Start of Block
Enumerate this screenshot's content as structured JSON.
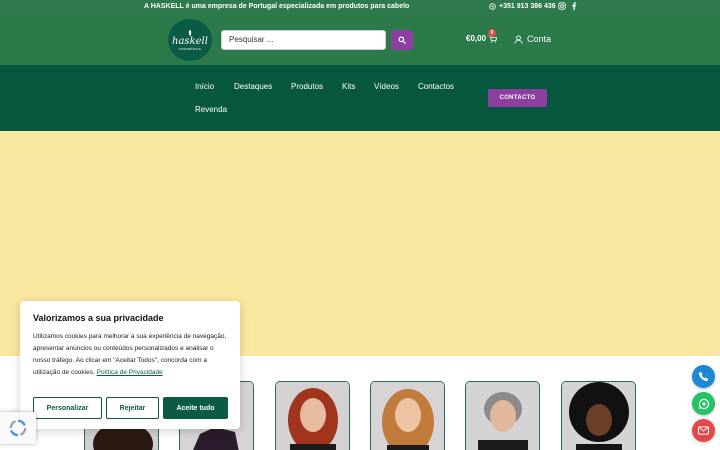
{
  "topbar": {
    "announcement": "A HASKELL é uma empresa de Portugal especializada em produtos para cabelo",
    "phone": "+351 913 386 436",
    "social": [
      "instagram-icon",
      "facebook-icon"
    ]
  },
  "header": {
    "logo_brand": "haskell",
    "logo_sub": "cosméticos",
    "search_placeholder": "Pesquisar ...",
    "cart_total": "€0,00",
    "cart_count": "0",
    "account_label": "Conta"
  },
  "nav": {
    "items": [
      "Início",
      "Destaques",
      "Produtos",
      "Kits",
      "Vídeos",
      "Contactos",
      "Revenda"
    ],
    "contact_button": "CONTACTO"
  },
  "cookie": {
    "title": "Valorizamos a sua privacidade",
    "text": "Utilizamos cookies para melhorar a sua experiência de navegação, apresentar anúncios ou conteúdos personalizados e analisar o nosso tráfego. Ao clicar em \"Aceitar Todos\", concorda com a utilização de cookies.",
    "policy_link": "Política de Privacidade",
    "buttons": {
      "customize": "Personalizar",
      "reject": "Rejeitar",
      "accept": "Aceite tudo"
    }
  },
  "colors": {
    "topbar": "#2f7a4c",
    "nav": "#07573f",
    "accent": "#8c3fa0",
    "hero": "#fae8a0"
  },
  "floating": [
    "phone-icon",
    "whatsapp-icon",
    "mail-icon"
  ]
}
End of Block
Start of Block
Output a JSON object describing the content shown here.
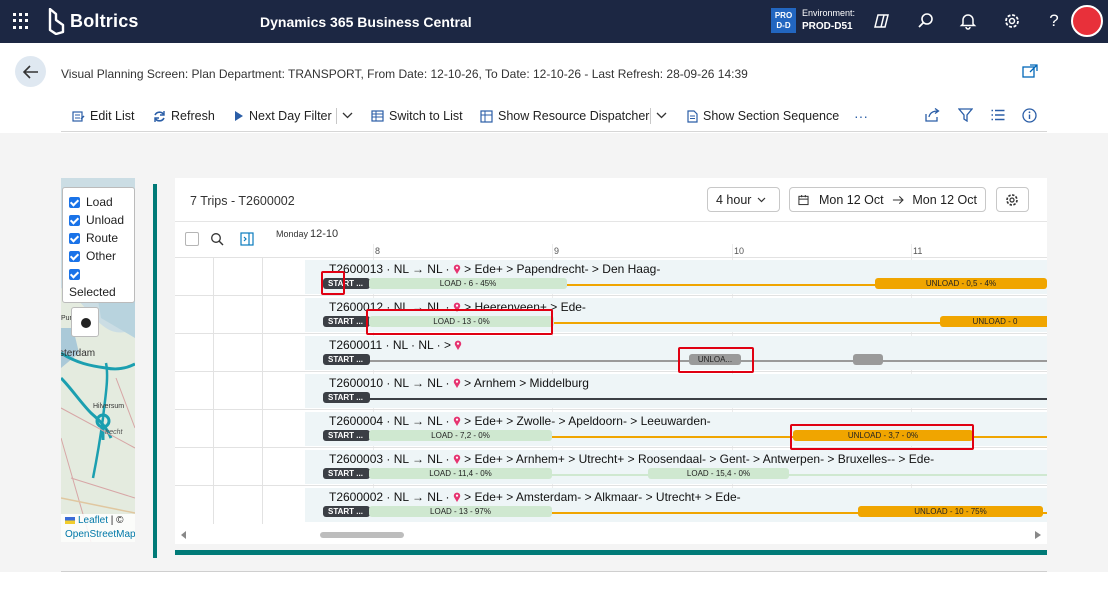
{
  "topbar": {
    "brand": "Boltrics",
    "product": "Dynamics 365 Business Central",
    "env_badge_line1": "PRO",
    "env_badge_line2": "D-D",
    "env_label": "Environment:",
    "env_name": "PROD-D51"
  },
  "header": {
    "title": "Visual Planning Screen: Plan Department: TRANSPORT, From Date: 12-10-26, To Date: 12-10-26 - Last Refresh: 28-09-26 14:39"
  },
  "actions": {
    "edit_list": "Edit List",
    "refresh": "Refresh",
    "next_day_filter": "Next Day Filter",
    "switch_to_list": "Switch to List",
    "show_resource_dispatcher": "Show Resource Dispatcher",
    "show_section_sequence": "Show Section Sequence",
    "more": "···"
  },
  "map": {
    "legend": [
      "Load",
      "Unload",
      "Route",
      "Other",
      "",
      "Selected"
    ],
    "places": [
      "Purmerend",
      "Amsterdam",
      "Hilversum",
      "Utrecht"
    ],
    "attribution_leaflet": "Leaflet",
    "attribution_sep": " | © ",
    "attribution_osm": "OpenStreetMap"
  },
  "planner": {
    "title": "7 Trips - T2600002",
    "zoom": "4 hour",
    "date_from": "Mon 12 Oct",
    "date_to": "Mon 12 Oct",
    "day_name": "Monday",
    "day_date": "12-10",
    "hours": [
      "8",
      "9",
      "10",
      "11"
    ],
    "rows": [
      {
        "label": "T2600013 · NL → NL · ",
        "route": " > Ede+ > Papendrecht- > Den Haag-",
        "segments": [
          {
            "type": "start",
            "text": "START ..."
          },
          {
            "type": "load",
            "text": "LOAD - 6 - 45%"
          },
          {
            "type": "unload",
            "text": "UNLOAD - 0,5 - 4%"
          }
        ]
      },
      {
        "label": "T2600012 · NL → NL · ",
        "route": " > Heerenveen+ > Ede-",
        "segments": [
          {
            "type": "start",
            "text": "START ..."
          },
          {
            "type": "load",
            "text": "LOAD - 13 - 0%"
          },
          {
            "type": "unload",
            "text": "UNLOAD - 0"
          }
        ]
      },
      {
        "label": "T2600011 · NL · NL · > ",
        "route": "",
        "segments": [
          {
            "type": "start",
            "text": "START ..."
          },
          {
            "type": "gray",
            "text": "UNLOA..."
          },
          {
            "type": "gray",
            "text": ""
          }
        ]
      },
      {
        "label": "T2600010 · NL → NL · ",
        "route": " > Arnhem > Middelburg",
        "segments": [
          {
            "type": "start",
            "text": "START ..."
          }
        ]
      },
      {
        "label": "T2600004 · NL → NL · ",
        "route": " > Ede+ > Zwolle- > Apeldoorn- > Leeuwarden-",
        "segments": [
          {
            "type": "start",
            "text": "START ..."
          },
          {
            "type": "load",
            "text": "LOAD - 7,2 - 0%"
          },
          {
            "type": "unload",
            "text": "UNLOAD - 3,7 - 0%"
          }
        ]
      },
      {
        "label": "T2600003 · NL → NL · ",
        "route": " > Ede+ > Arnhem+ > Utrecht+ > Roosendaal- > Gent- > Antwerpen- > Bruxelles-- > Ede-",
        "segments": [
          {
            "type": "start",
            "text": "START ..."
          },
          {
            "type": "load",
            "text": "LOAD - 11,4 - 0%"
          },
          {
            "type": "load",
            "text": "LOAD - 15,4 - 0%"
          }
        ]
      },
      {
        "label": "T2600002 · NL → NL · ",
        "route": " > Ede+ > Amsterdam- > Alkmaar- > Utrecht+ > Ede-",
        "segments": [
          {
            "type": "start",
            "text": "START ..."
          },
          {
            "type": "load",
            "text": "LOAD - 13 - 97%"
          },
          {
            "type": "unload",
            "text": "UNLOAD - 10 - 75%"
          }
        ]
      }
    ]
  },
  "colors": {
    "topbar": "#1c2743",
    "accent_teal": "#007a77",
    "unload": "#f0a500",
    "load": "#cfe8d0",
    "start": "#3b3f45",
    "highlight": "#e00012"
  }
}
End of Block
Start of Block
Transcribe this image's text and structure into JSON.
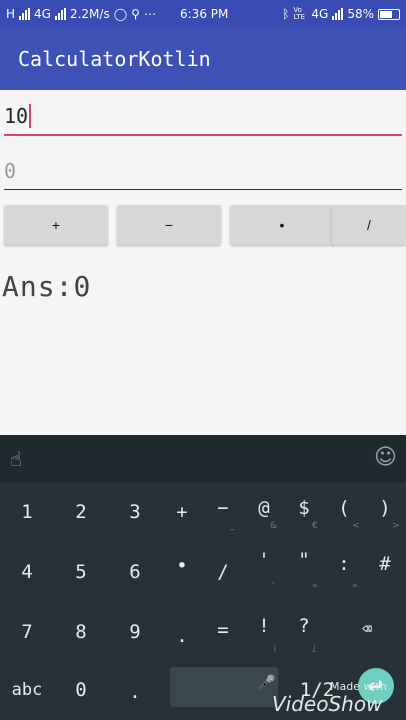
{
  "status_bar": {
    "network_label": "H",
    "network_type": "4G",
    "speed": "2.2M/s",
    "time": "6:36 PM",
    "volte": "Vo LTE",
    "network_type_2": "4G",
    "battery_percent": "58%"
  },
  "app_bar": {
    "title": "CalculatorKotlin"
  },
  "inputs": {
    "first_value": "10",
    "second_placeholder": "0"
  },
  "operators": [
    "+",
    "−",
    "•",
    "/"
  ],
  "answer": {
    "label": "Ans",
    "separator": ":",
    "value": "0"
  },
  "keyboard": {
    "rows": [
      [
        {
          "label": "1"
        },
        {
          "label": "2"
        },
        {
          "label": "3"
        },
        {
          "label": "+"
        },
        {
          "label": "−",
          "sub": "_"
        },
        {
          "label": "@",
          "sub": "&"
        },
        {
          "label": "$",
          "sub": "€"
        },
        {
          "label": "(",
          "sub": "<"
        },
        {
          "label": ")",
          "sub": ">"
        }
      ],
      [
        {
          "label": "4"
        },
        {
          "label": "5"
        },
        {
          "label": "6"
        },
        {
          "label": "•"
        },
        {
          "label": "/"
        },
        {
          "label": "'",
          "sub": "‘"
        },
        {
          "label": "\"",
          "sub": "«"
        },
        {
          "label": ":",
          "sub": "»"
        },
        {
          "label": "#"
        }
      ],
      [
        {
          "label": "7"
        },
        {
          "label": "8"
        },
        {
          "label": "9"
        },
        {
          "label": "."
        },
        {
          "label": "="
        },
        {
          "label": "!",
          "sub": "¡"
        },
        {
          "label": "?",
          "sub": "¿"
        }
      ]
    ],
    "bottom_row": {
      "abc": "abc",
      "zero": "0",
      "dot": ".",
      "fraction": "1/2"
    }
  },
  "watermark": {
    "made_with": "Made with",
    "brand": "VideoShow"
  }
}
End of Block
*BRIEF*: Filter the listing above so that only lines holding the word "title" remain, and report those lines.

*EXERCISE OUTPUT*:
    "title": "Valorizamos a sua privacidade",
    "title": "Visual Planning Screen: Plan Department: TRANSPORT, From Date: 12-10-26, To Date: 12-10-26 - Last Refresh: 28-09-26 14:39"
    "title": "7 Trips - T2600002",
    "title": "CalculatorKotlin"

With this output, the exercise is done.